Months after missing its March deadline for financial closure on its Carmichael mine and rail project, Adani has relaunched its PR offensive with claims its finances are almost stitched up.
In an interview on July 17, Karan Adani, son of the company’s owner Gautam Adani, told Indian TV it was now finalising the rail project’s financing.
Stage 1 of the revised project is estimated to cost $5.3 billion, consisting of $2.05 billion for the coal mine and associated airport, road access, water, sewage and power infrastructure, plus $3.3 billion for the 388 kilometre railway line.
Karan Adani’s understatement of the cost of the rail link by almost $2.5 billion is par for the course in Adani propaganda. He also claimed that all approvals were in place and that work would commence immediately after the rail finance was approved.
However, this is not the case. There remain several obstacles before work at the mine can begin, including:
1. Federal approval for Adani’s proposed water scheme, involving pumping 12.5 billion litres of water a year from the Suttor River to the mine. The government has delayed its decision and asked Adani for more information.
2. A court challenge by a group of Wangan and Jagalingou people to a land-use agreement. If the challenge to invalidate the agreement is successful, Adani would then require the Queensland government to extinguish native title at the mine site.
3. A stop order application by a group of Juru people, amid a dispute about cultural heritage in the vicinity of the Abbot Point coal terminal and a section of the rail link.
4. Finance to build an airstrip near the mine site for fly-in fly-out workers. Townsville council reallocated funding for the project recently, having expressed concerns about Adani’s ability to continue with the Carmichael project.

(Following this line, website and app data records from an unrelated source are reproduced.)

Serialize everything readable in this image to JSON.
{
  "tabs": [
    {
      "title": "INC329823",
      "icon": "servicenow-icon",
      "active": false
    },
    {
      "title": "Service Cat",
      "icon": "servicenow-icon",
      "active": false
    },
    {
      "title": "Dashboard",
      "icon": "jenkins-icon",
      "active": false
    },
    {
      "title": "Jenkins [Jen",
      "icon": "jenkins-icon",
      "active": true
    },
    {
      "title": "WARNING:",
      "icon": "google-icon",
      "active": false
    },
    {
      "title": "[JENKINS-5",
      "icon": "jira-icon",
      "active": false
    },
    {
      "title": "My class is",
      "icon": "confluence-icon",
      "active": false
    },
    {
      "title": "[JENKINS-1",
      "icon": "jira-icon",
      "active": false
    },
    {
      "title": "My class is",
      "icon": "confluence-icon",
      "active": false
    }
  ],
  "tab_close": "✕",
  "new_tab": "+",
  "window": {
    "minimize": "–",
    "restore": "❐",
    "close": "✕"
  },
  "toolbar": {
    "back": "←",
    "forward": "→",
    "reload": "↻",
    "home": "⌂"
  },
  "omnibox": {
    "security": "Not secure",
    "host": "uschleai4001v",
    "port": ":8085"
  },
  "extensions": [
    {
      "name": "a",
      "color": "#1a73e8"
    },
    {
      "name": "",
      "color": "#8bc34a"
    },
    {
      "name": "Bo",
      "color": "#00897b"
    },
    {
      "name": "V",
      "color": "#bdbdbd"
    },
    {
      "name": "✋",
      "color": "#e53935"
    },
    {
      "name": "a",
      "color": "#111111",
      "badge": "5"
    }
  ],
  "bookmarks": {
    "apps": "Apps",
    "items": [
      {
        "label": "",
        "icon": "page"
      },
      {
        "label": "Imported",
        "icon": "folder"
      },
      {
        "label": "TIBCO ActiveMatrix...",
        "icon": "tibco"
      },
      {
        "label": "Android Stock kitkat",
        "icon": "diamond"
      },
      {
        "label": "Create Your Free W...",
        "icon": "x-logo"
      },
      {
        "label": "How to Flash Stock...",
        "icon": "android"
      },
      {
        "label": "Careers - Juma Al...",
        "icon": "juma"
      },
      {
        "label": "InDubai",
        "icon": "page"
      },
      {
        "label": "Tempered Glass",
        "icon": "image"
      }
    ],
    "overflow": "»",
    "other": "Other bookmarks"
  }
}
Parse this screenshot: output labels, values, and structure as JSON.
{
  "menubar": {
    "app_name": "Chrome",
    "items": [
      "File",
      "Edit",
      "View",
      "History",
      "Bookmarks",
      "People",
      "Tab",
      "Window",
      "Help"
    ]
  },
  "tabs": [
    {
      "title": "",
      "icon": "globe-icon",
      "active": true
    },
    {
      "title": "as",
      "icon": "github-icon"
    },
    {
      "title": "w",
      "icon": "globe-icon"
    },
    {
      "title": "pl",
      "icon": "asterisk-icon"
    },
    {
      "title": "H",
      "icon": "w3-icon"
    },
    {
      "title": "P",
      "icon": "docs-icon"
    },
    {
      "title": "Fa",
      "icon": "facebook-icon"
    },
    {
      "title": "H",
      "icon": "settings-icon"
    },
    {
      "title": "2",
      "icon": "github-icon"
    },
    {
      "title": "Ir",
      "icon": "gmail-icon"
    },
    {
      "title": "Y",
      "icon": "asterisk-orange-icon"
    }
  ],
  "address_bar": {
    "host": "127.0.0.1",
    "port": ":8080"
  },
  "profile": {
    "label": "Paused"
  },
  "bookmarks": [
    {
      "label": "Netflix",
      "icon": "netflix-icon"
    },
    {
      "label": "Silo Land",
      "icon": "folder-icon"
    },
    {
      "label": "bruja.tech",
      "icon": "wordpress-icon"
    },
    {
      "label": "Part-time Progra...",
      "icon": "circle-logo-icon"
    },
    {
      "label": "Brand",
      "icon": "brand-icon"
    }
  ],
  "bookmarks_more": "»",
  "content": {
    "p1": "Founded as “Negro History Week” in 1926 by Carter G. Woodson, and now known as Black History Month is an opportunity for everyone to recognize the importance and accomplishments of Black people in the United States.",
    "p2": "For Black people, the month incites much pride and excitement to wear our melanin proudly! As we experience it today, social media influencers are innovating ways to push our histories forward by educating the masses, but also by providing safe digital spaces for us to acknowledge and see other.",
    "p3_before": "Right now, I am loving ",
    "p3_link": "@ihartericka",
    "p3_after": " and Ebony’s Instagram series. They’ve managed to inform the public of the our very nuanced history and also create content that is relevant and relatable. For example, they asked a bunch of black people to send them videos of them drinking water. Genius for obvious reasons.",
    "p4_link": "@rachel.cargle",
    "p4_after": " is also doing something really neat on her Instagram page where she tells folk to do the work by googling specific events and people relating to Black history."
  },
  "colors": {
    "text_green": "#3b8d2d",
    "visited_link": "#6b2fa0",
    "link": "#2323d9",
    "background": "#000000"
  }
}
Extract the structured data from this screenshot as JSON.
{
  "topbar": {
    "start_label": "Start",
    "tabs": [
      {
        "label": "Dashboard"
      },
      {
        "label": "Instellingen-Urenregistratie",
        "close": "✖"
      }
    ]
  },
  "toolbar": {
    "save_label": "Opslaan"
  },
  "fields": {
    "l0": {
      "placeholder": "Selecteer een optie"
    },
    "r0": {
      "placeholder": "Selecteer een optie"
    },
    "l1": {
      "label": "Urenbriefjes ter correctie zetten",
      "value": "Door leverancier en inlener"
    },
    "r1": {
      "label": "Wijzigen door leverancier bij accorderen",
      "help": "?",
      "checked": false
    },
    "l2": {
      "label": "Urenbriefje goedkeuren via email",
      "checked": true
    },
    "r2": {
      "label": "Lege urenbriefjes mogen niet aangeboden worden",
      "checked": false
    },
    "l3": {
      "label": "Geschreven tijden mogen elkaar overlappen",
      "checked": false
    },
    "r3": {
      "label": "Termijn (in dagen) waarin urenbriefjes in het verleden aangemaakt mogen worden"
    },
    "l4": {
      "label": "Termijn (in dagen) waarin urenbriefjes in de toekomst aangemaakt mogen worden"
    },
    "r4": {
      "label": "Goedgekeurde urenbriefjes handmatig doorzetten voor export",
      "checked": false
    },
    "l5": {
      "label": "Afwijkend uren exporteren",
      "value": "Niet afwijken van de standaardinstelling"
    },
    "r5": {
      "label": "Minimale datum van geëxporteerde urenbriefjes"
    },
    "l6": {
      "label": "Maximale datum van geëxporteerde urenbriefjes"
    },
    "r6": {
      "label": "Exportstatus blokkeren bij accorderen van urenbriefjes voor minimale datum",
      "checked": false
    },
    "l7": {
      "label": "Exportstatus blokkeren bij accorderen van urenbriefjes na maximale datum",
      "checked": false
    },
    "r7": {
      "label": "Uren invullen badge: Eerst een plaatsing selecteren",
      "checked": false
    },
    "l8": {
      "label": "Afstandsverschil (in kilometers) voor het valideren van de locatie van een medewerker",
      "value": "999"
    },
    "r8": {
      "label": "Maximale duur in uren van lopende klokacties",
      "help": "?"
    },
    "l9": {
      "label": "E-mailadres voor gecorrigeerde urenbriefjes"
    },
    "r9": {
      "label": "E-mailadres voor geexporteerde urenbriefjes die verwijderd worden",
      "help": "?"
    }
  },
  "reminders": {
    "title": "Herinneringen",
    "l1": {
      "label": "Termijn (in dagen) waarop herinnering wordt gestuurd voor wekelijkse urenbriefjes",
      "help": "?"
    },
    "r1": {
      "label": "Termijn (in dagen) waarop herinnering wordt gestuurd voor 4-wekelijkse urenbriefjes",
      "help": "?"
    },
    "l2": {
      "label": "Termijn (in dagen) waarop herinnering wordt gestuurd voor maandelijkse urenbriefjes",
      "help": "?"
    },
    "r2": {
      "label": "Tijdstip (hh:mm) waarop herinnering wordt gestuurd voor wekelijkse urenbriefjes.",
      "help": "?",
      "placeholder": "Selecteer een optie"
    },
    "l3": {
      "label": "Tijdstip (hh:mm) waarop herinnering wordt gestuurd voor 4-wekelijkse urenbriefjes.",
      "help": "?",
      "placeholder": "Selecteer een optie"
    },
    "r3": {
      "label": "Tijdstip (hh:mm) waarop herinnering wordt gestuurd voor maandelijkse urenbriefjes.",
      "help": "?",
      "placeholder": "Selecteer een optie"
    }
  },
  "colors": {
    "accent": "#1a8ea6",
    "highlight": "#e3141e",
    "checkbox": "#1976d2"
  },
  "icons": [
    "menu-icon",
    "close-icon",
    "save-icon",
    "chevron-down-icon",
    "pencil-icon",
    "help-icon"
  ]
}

5. Finance to build the rail line. After the Queensland government vetoed a loan through the Northern Australia Infrastructure Facility, environmentalists fear the government-backed Export Finance and Insurance Corporation may support the rail link.
6. The Queensland Labor government has imposed more than 240 conditions on the Carmichael coalmine project, 132 of which relate to water. On May 3, the coordinator-general fixed a new lapse date for the project’s evaluation report to August 14 next year. A month ago, the government also insisted Adani find the source of local groundwater before it signs off on the water management plan for the mine.
Federal Labor environment spokesperson Mark Butler, who opposes the mine, was sceptical of claims Adani would soon have the finance required for the rail line.
“If I had a dollar for every front page where Adani said it had finance for this new coal mine I'd be a very rich man,” he said. “Frankly, I'll believe it when I see it.
“My view about this project has been clear for some time. I don’t think it stacks up. I don't think it is in the national interest.”
The day after Karan Adani’s interview a clarifying statement was issued by Adani Australia. It repeated his comments but said the company “continues to work to secure finance for the Carmichael project”.
It remains unclear where the money to build the mine will come from, or the extent of any external commitment to Carmichael. Tim Buckley, from the Institute for Energy Economics and Financial Analysis, said Gautam Adani had the financial wealth to self-fund Carmichael and “we can’t assume this project is dead”.
“Gautam Adani has never been wealthier than he is today. Never underestimate a billionaire,” Buckley said.
Buckley said the statements by Karan Adani and by the company appeared to be “continued pressure on the federal government to provide yet another massive subsidy”.
This “continued pressure” by Adani will be met by an emboldened movement against the project, particularly against any further public funding to Adani or to its agents for construction of the rail project.
On July 18, Australian Conservation Foundation Chief Executive Officer Kelly O’Shanassy said: “These comments confirm what we have known for some time; Adani is serious about building its dirty coalmine and it is time for our elected representatives to side with the wider community and stop it.
“Digging up and burning coal from the Adani mine will unleash huge amounts of climate pollution, which will accelerate damage to the Great Barrier Reef and turbo-charge dangerous extreme weather events like bushfires, heatwaves and floods.
“Adani’s polluting coal mine will also trash critical habitat for precious native species like the Black-throated finch. And it will be allowed to guzzle our critical groundwater.
“This is not a project that represents the best interests of the community and the natural world we rely on. Now, more than ever, we need a commitment from all political parties that they will stop this polluting coal mine before it wrecks our safe climate and natural world.
“Community action has driven our elected representatives to stop these kinds of dangerous and environment-wrecking projects in the past. The Franklin River flows freely today as testament to this.
“The community campaign to stop Adani’s polluting coal mine is the biggest environmental movement in Australia since the Franklin River dam protests. We will continue to organise against Adani’s dirty coal mine until it is stopped, and the Galilee Basin is closed for coal mining.”